» **Exercise goal**
Copy each line of the entries that includes the word "this".
┌──
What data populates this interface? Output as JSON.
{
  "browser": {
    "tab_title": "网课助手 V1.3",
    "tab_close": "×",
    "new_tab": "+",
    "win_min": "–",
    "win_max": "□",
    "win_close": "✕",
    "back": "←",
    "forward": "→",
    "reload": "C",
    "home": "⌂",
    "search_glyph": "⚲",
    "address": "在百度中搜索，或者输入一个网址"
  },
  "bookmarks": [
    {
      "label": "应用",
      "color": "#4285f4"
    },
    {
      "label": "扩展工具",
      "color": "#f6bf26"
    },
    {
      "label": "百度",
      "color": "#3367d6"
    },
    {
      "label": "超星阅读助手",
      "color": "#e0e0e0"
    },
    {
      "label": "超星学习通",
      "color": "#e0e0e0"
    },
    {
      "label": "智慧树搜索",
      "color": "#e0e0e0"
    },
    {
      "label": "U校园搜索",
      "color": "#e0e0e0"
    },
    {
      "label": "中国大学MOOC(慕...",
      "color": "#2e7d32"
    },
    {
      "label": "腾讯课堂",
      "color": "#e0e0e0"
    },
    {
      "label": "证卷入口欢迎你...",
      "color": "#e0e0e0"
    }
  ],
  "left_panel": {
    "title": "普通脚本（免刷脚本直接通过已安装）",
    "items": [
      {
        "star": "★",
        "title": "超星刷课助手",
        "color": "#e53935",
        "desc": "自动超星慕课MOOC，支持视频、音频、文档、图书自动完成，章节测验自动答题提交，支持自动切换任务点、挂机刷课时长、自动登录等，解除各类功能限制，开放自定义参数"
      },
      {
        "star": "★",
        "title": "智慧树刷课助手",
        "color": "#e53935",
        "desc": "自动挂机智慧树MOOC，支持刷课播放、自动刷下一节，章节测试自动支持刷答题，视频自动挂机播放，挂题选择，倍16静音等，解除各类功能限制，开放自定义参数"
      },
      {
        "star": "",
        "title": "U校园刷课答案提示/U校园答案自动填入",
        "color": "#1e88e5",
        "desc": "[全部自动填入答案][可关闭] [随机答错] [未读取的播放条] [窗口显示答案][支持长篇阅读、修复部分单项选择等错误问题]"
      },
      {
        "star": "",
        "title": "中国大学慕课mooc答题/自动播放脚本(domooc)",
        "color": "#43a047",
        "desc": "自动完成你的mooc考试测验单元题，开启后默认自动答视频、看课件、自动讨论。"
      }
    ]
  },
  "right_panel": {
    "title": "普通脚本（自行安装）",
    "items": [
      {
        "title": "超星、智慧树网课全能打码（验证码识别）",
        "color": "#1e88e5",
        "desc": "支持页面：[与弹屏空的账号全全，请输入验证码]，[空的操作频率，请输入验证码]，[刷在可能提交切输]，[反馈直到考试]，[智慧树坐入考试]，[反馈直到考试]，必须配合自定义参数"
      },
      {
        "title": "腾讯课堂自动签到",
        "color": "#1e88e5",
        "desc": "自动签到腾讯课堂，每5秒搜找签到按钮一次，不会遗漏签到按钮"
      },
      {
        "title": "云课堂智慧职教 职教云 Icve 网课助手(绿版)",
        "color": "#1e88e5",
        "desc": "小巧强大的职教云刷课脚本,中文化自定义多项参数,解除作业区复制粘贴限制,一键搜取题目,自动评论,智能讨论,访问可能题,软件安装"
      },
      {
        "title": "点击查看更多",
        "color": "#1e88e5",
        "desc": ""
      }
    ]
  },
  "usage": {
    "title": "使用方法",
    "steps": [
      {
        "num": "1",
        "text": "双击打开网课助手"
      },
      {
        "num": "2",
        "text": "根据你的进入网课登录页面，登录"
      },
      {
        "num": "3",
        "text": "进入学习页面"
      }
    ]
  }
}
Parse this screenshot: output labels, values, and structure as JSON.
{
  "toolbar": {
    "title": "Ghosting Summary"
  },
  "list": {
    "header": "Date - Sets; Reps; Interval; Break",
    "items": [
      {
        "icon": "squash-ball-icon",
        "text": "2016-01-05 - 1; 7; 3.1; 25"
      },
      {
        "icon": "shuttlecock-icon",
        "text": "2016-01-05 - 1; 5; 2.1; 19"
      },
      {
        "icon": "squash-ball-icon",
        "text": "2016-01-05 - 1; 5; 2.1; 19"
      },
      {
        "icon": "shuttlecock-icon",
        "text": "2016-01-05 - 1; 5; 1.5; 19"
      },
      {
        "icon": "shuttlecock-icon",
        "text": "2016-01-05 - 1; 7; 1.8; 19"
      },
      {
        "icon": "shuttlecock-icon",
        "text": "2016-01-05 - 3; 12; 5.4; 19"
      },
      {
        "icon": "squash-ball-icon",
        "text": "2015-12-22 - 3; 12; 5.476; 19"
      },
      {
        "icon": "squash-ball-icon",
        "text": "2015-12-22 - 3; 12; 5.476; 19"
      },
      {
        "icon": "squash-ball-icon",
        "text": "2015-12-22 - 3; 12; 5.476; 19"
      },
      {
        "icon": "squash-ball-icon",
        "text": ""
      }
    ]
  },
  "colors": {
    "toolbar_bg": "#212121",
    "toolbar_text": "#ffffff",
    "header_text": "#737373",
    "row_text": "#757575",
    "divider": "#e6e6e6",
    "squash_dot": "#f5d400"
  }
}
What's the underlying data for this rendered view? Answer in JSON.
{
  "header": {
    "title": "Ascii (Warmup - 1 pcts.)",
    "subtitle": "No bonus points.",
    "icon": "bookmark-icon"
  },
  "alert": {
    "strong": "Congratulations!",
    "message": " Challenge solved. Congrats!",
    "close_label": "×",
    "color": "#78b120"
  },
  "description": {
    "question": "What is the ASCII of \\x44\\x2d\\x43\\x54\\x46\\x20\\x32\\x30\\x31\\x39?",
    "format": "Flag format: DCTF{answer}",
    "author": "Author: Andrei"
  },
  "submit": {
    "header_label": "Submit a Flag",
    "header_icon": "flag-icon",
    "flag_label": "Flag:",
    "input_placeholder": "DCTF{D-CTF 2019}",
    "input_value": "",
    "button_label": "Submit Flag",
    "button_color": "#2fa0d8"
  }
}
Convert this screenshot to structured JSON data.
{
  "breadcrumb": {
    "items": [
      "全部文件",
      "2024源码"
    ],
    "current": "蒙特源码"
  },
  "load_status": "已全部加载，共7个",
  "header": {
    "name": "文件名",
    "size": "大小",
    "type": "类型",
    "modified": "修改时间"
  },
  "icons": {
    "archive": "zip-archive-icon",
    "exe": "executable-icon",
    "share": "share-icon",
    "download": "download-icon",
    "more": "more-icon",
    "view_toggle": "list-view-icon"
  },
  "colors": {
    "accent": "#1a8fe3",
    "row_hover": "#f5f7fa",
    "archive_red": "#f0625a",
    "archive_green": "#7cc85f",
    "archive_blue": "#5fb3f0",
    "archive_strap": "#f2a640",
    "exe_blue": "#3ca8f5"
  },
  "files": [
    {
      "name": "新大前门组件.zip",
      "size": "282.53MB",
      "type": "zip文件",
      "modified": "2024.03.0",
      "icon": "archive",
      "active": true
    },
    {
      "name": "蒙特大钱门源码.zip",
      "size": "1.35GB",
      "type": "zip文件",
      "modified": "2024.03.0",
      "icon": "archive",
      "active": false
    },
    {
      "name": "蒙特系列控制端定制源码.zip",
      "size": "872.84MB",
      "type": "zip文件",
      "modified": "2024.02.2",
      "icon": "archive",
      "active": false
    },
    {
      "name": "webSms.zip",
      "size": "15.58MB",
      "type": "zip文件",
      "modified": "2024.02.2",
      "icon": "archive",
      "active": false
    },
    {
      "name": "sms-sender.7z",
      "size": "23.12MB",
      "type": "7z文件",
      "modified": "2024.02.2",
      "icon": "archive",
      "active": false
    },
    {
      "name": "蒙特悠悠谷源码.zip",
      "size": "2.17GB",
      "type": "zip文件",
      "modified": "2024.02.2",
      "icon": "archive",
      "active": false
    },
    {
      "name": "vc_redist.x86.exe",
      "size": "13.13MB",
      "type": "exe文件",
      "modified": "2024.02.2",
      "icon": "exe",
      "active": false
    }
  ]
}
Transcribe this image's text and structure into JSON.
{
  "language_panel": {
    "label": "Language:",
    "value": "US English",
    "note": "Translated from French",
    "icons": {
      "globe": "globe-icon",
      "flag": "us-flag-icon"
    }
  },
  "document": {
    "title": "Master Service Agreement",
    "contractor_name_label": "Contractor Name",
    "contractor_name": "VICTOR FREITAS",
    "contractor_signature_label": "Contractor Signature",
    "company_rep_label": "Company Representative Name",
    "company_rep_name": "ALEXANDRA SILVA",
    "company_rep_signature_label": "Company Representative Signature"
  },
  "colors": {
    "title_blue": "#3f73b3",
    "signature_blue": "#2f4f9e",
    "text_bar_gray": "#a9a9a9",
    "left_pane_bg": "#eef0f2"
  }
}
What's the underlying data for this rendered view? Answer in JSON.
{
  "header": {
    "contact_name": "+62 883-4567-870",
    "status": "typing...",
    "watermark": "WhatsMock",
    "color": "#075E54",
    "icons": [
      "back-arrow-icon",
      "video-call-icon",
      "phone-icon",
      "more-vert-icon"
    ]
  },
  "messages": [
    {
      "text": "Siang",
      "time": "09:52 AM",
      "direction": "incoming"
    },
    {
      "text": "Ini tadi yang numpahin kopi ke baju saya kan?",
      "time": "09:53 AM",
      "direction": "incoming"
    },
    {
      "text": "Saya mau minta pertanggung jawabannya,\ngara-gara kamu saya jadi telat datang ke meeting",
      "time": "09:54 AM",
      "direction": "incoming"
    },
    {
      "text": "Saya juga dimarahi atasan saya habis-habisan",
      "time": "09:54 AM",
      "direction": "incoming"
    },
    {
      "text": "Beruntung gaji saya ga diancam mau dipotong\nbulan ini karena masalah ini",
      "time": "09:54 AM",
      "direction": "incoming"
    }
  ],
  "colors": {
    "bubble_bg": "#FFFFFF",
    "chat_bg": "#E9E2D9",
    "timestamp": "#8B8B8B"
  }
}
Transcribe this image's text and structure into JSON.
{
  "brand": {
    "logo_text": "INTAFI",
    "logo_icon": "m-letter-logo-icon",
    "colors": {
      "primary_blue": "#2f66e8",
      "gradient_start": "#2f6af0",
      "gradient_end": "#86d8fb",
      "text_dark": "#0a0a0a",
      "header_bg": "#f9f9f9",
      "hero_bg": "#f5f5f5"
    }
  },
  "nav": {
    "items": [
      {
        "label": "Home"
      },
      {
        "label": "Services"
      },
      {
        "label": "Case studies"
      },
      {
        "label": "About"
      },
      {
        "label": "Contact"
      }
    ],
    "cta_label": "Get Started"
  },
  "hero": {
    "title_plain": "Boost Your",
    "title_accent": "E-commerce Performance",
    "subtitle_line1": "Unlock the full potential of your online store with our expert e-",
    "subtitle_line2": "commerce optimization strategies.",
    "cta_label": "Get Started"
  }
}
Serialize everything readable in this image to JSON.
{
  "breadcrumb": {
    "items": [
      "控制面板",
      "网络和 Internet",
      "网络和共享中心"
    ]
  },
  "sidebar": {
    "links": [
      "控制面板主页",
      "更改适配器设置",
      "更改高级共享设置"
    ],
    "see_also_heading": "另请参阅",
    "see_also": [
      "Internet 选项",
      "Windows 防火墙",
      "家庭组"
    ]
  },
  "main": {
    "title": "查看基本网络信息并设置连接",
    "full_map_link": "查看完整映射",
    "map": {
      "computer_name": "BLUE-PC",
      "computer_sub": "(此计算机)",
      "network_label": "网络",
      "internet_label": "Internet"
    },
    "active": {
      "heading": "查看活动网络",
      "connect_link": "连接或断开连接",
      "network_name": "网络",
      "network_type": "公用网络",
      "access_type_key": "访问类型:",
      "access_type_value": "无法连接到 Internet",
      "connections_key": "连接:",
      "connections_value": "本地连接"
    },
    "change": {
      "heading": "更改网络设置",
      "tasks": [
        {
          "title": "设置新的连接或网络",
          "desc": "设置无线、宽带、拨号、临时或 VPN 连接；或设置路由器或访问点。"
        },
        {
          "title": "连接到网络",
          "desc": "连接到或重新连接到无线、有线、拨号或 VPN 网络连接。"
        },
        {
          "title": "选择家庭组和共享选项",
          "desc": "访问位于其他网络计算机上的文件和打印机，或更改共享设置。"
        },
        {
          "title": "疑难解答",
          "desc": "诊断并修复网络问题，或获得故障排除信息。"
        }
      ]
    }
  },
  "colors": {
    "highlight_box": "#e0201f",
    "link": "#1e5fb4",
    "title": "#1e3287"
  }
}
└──
» **Reply**
What data populates this interface? Output as JSON.
Parse this screenshot: output labels, values, and structure as JSON.
What's the underlying data for this rendered view? Answer in JSON.
Convert this screenshot to structured JSON data.
Transcribe this image's text and structure into JSON.
What's the underlying data for this rendered view? Answer in JSON.
Transcribe this image's text and structure into JSON.
Serialize everything readable in this image to JSON.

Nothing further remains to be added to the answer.